However, he said it wasn't real evidence. He said Facebook evidence was not analogous to something like CCTV or a photograph where a person walks in front of a camera and is automatically captured. Facebook evidence required human input and, as such, required authoritative evidence to show the operation and function of the system.
He said there ought to have been witnesses from Facebook as was originally envisaged and requested by the DPP officer in January 2014 but “to this day” there had been no explanation as to why there was an impediment to that being done.
Mr Justice John Hedigan asked Mr Cody what the man on the street might say about compelling witnesses to come from across the Atlantic to give evidence about a system like Facebook.
In response, Mr Cody said there were legal principles, statutes and common law authorities in relation to evidence.
That went back to the original request by the DPP officer in January 2014, Mr Cody said, adding that they knew then that it wasn't real evidence.
The difficulty was that it wasn't shown how it related to the accused. It was still arguable whether the message was written by Moran or someone purporting to be Moran and it was necessary to go to Facebook to show the conversation emanated from him, counsel submitted.
Mr Cody said there was no evidence as to how “what was supposedly said on Facebook” was retrieved and prepared in the form it was presented. There should have been proof as to how the material got to where it was.
He said there was an impermissible involvement by the DPP in negotiations with the respective central authorities.
While the DPP may be in a position to be consulted on certain matters, that's a long way removed from “campaigning” in relation to the way and manner in which this particular piece of evidence could be proved.
He said he didn't know how many other cases have been affected.
Mr Cody submitted further grounds relating to mobile phone date evidence and evidence in relation to what was described as “sim-card swaps” used to undermine a claim by Moran that he had lost his phone on the night in question.
Counsel for the Director of Public Prosecutions, Michael Delaney SC, said the DPP's request in January 2014 was for a witness to prove the admissibility of the Facebook message. What came back was a certificate of authenticity.
Mr Delaney said the US Department of Justice was experiencing “difficulties” in relation to obtaining evidence from a number of internet service providers for transmission to a number of common law jurisdictions including Ireland (as well as the UK, Australia and Canada).
Ultimately, he said the central authorities of Ireland and the United States indicated that they were prepared to agree to a formula of words going forward.
It was “absolutely understandable” that an agreement should be reached in relation to this process Mr Delaney said. If Facebook were required to provide an employee for every case all over the world they would “never have an employee on the ground in California” and that was the context in which the certificate was formed and adopted.

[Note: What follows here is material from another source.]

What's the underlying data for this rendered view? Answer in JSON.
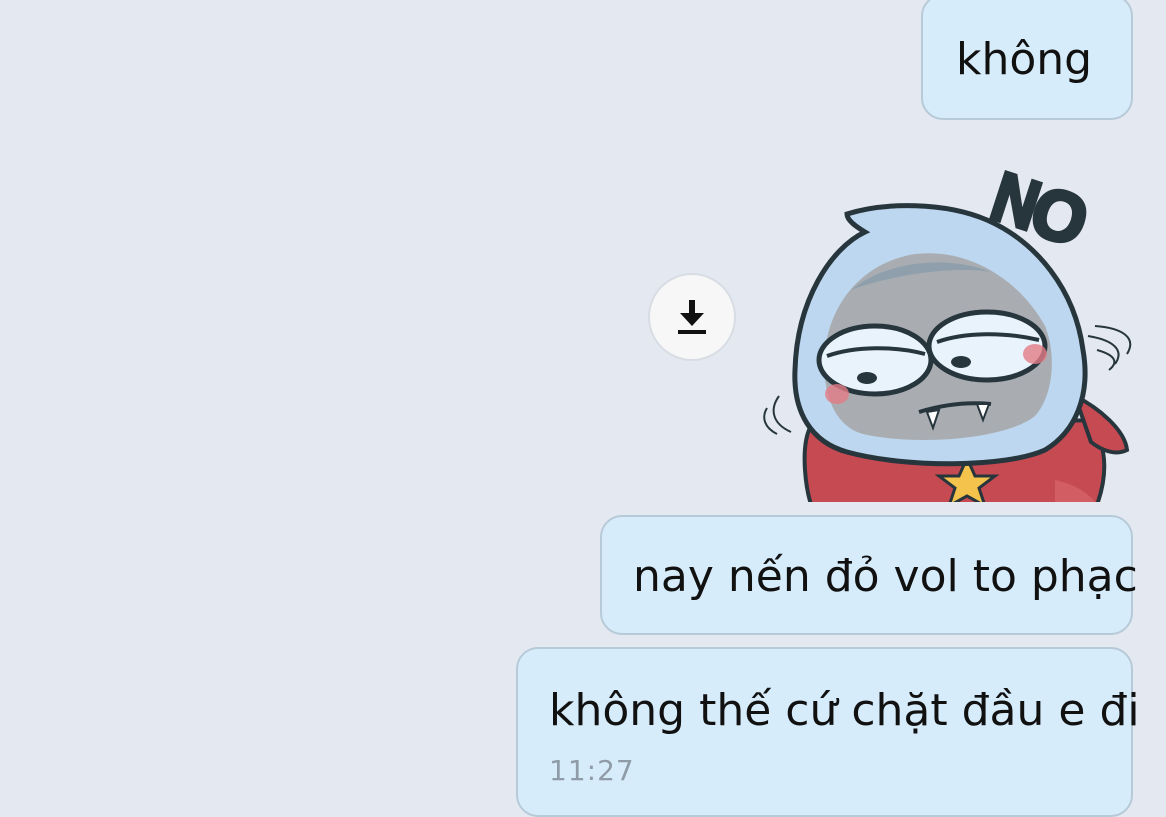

Mr Delaney said there was evidence to suggest the author of the message was Moran.
He said gardaí had accessed the Facebook account of the person to whom the message from Moran's Facebook account was sent and photographs or screenshots were taken of the exchange.
He said Mr Cody's submission referred to the digital records and not the screen shots. The screen shots were identical and there was nothing to suggest the records obtained from Facebook were not reliable.
He said the content of the message, sent 24 hours before the body was found, limited the possible author to the two people who were at the scene.
Mr Justice George Birmingham, who sat with Mr Justice Alan Mahon and Mr Justice John Hedigan, said the court would reserve its judgment.